Find the word "icon" in the listing. Copy out each line where it occurs.

§

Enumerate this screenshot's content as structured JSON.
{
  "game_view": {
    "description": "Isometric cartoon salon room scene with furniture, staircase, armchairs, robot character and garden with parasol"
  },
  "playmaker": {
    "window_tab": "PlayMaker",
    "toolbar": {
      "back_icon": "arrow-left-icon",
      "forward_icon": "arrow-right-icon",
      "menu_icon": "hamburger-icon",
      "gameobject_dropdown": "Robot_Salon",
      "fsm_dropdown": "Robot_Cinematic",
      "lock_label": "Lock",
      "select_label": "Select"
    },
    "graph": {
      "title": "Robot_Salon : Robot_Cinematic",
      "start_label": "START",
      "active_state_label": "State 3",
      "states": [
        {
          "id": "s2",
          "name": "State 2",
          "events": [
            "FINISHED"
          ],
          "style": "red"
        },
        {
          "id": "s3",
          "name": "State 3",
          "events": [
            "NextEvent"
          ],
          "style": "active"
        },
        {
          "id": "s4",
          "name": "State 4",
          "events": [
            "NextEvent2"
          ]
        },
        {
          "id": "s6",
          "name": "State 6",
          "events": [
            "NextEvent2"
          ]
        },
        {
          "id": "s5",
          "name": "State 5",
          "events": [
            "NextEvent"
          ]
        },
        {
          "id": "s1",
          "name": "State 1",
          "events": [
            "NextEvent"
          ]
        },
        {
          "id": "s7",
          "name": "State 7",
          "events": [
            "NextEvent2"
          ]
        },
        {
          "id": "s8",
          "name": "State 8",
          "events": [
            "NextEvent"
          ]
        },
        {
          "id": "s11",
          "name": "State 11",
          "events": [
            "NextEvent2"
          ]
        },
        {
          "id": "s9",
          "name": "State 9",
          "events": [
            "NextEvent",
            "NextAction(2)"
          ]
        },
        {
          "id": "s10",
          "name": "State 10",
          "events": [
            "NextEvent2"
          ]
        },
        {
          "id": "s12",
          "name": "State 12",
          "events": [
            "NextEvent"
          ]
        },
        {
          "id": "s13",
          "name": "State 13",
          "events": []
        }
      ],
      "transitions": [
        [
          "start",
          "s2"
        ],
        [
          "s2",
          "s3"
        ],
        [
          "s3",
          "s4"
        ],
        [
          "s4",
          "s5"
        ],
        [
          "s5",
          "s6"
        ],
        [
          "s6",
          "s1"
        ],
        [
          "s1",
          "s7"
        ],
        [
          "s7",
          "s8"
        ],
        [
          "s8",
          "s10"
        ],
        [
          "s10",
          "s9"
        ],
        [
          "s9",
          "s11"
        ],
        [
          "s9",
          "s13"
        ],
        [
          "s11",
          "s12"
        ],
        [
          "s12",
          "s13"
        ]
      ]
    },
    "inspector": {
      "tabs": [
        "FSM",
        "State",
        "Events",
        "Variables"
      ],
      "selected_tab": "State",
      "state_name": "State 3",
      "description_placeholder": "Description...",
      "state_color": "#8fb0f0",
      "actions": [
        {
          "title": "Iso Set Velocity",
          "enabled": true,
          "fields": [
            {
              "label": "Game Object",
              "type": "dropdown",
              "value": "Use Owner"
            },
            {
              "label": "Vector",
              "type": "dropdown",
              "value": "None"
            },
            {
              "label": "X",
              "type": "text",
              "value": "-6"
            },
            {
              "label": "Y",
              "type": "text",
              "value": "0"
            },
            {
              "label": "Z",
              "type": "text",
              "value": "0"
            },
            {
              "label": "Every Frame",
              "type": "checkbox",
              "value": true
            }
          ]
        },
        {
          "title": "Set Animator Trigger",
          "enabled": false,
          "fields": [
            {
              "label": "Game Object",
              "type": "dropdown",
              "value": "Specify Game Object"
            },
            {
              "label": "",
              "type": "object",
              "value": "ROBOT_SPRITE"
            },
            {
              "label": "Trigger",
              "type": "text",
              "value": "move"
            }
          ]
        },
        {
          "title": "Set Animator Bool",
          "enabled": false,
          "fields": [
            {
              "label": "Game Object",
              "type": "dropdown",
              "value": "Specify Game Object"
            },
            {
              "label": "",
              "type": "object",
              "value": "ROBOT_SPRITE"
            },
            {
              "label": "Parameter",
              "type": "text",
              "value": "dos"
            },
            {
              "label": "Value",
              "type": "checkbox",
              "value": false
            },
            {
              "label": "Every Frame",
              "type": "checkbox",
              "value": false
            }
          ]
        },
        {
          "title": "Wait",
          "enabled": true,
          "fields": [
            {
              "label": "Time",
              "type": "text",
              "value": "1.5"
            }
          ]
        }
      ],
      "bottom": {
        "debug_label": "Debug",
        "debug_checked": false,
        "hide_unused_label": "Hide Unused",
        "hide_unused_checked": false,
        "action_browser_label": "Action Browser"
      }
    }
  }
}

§

■ Solution for this problem:
      "back_icon": "arrow-left-icon",
      "forward_icon": "arrow-right-icon",
      "menu_icon": "hamburger-icon",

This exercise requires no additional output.